One can execute any program that conforms to the CGI (Common Gateway Interface) standard from the Oracle HTTP Server. Such a program can be written in Perl, TCL, C++, COBOL or any other programming language.
Add the following line into your httpd.conf file and restart the server:
ScriptAlias /cgi-bin/ "/usr/local/apache/cgi-bin/"
Note the slash (/) at the end of the path.
 How does one password protect certain directories?
Add the following directives to the [i]<Directory ...>[/i] entry (see example above) in your httpd.conf file and restart the Apache server. You can also add these directives to the $ORACLE_HOME/Apache/modplsql/cfg/plsql.conf file to protect ALL database access:

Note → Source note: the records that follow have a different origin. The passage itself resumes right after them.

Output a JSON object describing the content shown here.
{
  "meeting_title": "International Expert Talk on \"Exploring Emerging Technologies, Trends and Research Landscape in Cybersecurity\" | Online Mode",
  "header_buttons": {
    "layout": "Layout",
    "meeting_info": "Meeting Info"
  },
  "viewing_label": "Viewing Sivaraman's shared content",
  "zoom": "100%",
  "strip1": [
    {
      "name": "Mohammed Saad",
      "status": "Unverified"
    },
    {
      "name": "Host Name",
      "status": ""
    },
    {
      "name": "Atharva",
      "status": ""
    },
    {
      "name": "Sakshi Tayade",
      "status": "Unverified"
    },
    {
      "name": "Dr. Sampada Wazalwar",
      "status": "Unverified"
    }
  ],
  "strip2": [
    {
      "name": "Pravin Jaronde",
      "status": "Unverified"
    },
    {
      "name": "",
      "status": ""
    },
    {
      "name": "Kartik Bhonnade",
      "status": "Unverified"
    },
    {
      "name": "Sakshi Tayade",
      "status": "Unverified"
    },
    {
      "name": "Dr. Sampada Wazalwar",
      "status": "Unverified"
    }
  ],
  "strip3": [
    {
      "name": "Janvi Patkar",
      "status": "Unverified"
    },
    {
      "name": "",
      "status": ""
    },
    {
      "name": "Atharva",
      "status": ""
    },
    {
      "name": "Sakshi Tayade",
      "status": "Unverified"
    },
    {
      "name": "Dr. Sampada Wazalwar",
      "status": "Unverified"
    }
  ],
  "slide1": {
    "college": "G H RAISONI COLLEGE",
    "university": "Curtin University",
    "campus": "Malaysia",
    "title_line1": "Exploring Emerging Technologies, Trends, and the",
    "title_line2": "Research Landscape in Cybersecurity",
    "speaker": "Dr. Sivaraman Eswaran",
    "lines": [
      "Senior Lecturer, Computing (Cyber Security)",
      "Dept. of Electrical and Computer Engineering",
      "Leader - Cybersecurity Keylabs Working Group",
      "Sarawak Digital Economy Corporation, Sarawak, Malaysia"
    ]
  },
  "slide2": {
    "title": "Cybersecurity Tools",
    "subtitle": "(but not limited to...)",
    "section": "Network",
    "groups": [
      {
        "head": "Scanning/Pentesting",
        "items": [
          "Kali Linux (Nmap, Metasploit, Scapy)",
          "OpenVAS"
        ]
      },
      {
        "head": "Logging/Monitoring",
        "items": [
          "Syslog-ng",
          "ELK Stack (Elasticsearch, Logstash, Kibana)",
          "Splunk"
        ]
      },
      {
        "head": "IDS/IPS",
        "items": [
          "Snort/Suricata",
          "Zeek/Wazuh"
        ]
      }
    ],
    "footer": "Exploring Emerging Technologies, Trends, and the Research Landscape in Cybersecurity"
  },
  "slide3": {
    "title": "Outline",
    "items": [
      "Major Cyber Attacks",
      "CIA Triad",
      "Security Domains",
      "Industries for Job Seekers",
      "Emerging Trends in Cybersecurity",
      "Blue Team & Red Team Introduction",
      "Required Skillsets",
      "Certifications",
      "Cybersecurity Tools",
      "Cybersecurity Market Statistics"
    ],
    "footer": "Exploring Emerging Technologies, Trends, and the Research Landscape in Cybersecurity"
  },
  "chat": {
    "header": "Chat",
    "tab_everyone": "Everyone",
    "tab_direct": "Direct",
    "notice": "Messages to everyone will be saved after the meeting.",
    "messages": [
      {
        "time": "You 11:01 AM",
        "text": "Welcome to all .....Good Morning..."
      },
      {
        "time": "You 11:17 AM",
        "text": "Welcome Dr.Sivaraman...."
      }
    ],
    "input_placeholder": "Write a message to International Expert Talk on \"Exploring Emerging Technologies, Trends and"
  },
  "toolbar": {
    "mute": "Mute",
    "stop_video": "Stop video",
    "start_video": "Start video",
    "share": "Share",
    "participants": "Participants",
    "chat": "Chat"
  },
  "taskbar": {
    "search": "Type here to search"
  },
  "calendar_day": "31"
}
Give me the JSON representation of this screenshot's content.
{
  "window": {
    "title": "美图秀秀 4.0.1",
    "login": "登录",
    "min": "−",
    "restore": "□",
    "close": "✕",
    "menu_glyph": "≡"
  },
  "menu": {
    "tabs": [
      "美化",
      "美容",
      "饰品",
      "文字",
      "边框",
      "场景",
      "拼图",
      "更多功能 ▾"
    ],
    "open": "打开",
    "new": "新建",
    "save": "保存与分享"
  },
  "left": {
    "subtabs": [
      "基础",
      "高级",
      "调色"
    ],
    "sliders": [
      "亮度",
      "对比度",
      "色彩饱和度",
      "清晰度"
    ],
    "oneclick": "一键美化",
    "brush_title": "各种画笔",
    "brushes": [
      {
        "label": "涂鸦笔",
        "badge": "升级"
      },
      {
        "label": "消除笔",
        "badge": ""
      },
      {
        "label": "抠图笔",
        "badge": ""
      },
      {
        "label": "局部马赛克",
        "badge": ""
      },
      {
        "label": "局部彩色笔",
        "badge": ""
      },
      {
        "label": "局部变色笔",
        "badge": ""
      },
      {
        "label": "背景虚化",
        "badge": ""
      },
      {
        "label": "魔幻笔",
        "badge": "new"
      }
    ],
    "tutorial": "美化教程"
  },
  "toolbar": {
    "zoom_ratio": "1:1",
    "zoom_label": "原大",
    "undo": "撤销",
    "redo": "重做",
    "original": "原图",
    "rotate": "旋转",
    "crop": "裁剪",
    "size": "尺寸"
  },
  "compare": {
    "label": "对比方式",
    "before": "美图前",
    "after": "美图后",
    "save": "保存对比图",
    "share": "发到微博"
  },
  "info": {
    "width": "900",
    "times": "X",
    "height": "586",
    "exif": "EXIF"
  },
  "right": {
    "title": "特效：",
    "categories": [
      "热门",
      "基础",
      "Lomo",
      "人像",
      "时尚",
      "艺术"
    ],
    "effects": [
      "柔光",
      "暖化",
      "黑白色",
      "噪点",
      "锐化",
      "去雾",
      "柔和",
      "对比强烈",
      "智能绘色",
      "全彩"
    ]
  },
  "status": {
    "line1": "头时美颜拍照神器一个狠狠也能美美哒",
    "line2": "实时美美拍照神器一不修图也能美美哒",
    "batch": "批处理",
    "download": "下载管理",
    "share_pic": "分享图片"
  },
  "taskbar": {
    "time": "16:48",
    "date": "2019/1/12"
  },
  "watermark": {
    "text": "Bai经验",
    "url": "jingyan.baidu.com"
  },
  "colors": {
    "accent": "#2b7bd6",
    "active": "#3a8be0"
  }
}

AuthName "Web User Authentication" AuthType Basic AuthUserFile /path/to/your/password/file Require valid-user
Use the htpasswd utility to create the password file. Look at this example:
htpassswd -c /path/to/your/password/file username1 # Create initial password file htpassswd /path/to/your/password/file username2 # Add second user to the password file
Note that you can add more users without having to restart the Apache server. Some handy Perl CGI-BIN scripts are available to handle user registration from a web page.
 How does one configure the Oracle HTTP Server?
The Oracle HTTP Server is configured by editing the httpd.conf file in your $ORACLE_HOME/Apache/Apache/conf directory by hand. Oracle does not provide any GUI utilities to edit this file. Consult the standard Apache documentation before making any changes to this file. See http://www.apache-gui.com/ if you need some GUI management utilities to do the job.
 Can one start the Apache listener on port 80?
Ports below 1024 (on Unix and Linux systems) are "privileged" ports; only accounts with superuser permissions (like root) can start programs that uses them. If you need to run the Apache Server on the default port (port 80), contact your system administrator to start and stop the server for you.
 How does Oracle extend the Apache Web Server?
The Apache Web server can be extended by writing modules or Apache mods. Oracle provides mods for the following:
- Oracle PL/SQL ToolKit (mod_plsql) - Execute PL/SQL on DB and return HTML to browsers. See the Mod_plsql FAQ for details.
- Oracle Servlet Engine (mode_ose) - Call Servlets stored in an Oracle DB
Some of the standard Apache mods that can be used:
- mod_auth - Basic Web authentication
- mod_perl - Run perl scripts faster using the Apache in-process Perl interpreter
- mod_ssl - Secure Socket Layer (SSL)
- mod_cgi - Run scripts and programs via the Common Gateway Interface